Remember at Apple’s keynote where we saw that a company had created a Mac mini server farm? That was MacStadium, and YouTuber Snazzy Labs visited the place. Besides Mac Minis, the company also has racks of the 2013 Mac Pro, and MacStadium recently added some iMac Pros. Since there aren’t a lot of companies doing this, MacStadium had to build custom server racks to house the minis. The company uses VM software in order to avoid needing expensive internal storage. The Mac Pros have had their internal storage removed entirely, and the minis boot off of the Mac Pros to create a giant external storage enclosure. The video is a fascinating glimpse into MacStadium, which is a company that provides the server farm as an “infrastructure-as-a-service.”
Headlines have been saying that Apple diagnostic software effectively kills the right to repair movement. But iFixit disagrees.
If you have an opinion on professional Mac needs and get the opportunity to take this survey, please do so.
Last month Dr. Mac borrowed an iMac Pro from Apple and performed some tests. His first observation out of the box was that the Space Gray finish on all components—the iMac itself, the keyboard, and the mouse, was stunning. That was when he began calling it “Darth.”
There’s always a fuss when Apple doesn’t take the opportunity to announce new hardware at WWDC. How should we react this time? Especially regarding the Mac.
Do you have a powerful new iMac Pro? If so, do you want to rackmount it? No, of course you don’t, because that would be bananapants crazy. But there’s at least one company that has need for such a monstrosity: MacStadium, the Mac-based hosting provider. Spotted by Zac Cichy on Twitter, the iMac Pro rack lets MacStadium offer remote access to the powerful capabilities of Apple’s newest Mac in a way that fits their existing equipment infrastructure. Of course, this isn’t the first time that a company has laughed in the face of Apple’s mission to destroy industry standard form factors.
A confluence of products, competition, and timing means Apple couldn’t have a better opportunity to deliver a new Mac mini.
Pro photographer Austin Mann published a thorough review of Apple’s iMac Pro based on his professional work (thanks to Phil Schiller for the heads up). He takes us through his workflow using a photographic tour of Antartica for a backdrop, and really, the pics alone are worth your time. There’s lots of before-and-after comparisons—including some cool slider-effects—and he talks about processing a 13-foot-wide panorama that was an 11.4GB file.
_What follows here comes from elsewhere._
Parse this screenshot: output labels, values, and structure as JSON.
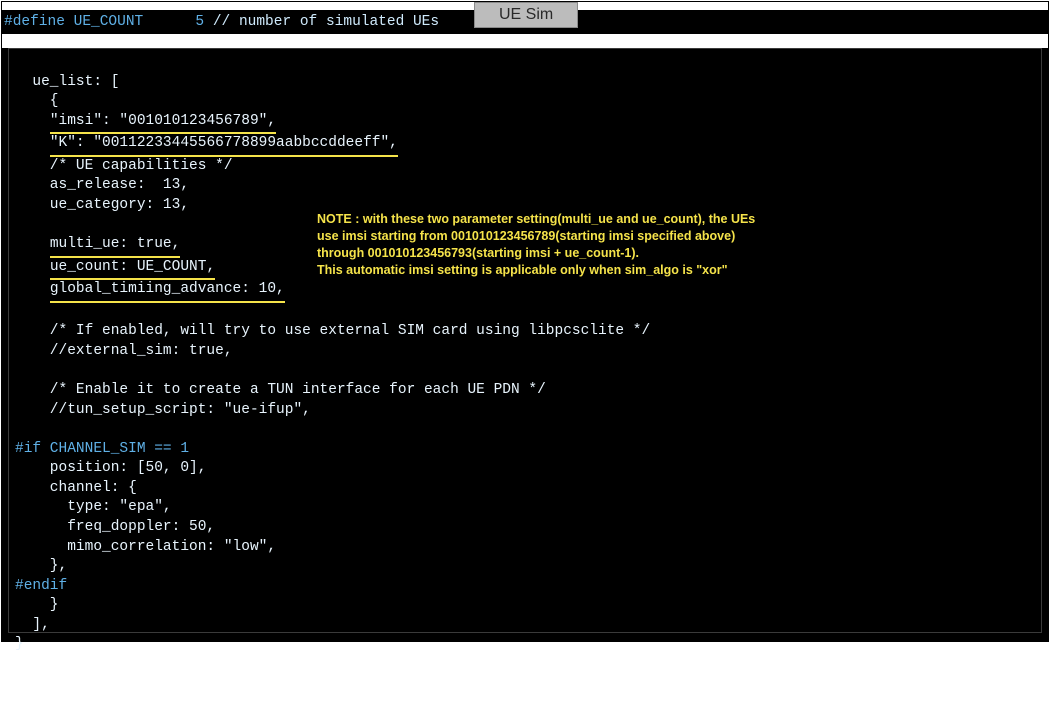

If you’re a creative pro—especially a photographer—this review is likely going to give you some good perspective on the iMac Pro. Spoiler: his recommendation is to get the iMac Pro, and to max it out as much as yo can because it isn’t upgradeable.
There was a time when our computing lives basically revolved around the jazz of cool hardware. Nowadays, it’s all about the social impact of the software we use.
John Martellaro and Dave Hamilton joins Jeff Gamet to discuss the controversy surrounding an iMac Pro Apple reportedly isn’t fixing, plus they look at the viability of Amazon’s new Fire TV Edition.
Apple gave another inside look at the company’s Mac Pro operations to a journalist, giving us several key pieces of news: a 2019 release date and a move to organize Mac pro around a Pro Workflow Team.
What are the best devices released by Apple in the past few years? That’s a pretty subjective list, so I asked the TMO staff what they thought, and the answers were pretty interesting.
Apple enlisted prominent CG artists to each make their own film using iMac Pro, including Buck, Erin Sarofsky, Esteban Diácono, ManvsMachine studio, Michelle Dougherty, Luigi Honorat, Esteban Diácono, and Michelle Dougherty.
The new iMac Pro supports up to 18 cores. Just how can modern apps exploit all that power?
If you’ve been holding out for a 14-core or 18-core iMac Pro, today is your lucky day because both models are available for order now. Deliveries start February 19th.
The update addresses the same “issue that could cause Messages conversations to temporarily be listed out of order” patched in the main macOS High Sierra 10.13.3 update.
What would it take to make Apple TV great again? Or, maybe just make it great? Bryan and Jeff dive deep into Apple’s challenges in the settop market. They also deconstruct our newest Apple Death Knell addition, where Paul Pampilly tells us “Apple Is Doomed.” They cap the show with some great listener comments about the iMac Pro.
iFixit’s detailed teardown of Apple’s new iMac Pro is out, and it’s interesting to see which components can be upgraded, and which can’t.
If waiting for an iMac Pro delivery isn’t your thing, you can get the 8-core base model now in Apple’s retail stores.
This feature will, in theory, stop someone from using their own boot drive to access, copy data from, or install malware or keyloggers on an iMac Pro.